--- What this task involves ---
Only a number is wanted: how many lines in the records below contain "handle"?

--- Provided material ---
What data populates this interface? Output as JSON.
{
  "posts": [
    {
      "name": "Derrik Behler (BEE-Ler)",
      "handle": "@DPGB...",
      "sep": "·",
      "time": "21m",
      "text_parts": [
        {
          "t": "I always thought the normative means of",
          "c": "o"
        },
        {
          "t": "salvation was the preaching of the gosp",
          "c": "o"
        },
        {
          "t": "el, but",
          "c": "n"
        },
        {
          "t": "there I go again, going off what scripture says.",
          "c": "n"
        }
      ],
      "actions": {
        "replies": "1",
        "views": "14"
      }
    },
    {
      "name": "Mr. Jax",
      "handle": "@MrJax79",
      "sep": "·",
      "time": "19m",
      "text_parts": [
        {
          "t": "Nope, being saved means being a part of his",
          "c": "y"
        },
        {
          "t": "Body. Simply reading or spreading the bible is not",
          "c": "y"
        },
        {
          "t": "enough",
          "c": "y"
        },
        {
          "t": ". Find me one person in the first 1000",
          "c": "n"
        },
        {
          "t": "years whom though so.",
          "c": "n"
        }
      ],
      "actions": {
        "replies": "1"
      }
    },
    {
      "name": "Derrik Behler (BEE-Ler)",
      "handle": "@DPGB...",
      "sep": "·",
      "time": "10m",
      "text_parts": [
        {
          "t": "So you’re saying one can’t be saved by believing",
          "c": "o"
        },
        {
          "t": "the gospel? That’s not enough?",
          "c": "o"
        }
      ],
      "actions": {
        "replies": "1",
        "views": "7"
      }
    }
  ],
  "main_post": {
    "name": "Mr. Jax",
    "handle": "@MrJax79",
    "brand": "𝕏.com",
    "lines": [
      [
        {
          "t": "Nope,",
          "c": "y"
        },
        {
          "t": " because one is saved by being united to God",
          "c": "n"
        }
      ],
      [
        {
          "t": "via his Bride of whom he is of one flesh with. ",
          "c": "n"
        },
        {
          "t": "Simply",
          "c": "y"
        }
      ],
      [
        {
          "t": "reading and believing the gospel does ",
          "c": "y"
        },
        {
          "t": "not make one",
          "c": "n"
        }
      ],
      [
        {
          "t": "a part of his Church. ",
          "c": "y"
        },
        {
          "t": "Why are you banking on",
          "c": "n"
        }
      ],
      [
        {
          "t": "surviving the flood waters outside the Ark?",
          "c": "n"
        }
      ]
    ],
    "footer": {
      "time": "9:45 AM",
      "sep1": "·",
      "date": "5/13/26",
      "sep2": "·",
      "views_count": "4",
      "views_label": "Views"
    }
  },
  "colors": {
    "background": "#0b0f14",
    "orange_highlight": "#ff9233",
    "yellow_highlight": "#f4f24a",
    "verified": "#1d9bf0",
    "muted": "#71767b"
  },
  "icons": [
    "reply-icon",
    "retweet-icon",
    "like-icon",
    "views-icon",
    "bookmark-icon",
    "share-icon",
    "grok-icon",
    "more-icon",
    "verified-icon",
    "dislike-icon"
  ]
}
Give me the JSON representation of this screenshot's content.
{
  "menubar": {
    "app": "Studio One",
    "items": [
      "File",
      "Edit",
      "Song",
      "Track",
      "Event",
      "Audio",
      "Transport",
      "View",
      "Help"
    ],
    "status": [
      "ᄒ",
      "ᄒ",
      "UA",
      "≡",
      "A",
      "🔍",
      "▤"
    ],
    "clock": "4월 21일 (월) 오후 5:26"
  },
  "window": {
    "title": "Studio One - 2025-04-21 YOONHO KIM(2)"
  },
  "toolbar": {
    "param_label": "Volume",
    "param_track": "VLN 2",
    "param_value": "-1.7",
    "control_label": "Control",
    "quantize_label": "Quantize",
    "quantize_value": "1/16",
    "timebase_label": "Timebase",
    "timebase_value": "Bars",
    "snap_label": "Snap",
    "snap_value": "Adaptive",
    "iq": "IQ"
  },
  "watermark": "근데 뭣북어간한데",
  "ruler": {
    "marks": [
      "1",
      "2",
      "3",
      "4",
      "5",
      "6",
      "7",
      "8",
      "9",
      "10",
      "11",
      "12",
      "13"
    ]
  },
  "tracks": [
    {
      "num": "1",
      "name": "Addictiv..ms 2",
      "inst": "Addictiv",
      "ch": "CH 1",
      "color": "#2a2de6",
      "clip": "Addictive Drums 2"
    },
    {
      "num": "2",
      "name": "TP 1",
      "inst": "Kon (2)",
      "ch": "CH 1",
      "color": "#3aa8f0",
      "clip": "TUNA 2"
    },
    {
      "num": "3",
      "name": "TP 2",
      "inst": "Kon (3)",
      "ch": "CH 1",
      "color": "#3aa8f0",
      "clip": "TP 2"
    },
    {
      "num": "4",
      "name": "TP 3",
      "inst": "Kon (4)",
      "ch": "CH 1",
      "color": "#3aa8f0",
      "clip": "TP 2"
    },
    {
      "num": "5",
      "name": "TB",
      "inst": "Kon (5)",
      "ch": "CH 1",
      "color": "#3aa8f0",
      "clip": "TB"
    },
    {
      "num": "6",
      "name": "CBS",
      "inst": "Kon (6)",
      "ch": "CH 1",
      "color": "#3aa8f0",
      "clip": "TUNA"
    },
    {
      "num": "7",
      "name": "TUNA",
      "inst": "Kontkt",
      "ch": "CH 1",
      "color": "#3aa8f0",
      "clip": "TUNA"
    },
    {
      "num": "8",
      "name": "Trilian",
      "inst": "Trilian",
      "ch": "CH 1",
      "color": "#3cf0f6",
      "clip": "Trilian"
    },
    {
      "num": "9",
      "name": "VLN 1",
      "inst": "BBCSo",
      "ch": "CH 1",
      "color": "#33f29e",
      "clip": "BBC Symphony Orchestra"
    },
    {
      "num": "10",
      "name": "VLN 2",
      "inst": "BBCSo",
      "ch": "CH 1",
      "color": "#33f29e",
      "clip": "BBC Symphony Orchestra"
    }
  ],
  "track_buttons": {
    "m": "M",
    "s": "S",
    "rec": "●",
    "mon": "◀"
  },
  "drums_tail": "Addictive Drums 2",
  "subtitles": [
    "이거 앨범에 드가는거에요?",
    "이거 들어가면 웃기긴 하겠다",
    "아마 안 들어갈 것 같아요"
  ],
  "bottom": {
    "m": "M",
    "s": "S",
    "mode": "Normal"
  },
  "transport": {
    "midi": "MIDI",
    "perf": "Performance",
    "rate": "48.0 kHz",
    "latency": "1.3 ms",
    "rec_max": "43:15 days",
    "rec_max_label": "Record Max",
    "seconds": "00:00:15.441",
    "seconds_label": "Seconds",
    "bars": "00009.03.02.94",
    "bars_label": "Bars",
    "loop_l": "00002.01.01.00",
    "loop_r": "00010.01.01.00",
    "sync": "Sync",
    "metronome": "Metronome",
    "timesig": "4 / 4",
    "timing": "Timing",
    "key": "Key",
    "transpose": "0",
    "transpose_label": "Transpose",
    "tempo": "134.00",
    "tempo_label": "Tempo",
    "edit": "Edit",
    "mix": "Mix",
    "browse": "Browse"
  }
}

--- Output for this task ---
4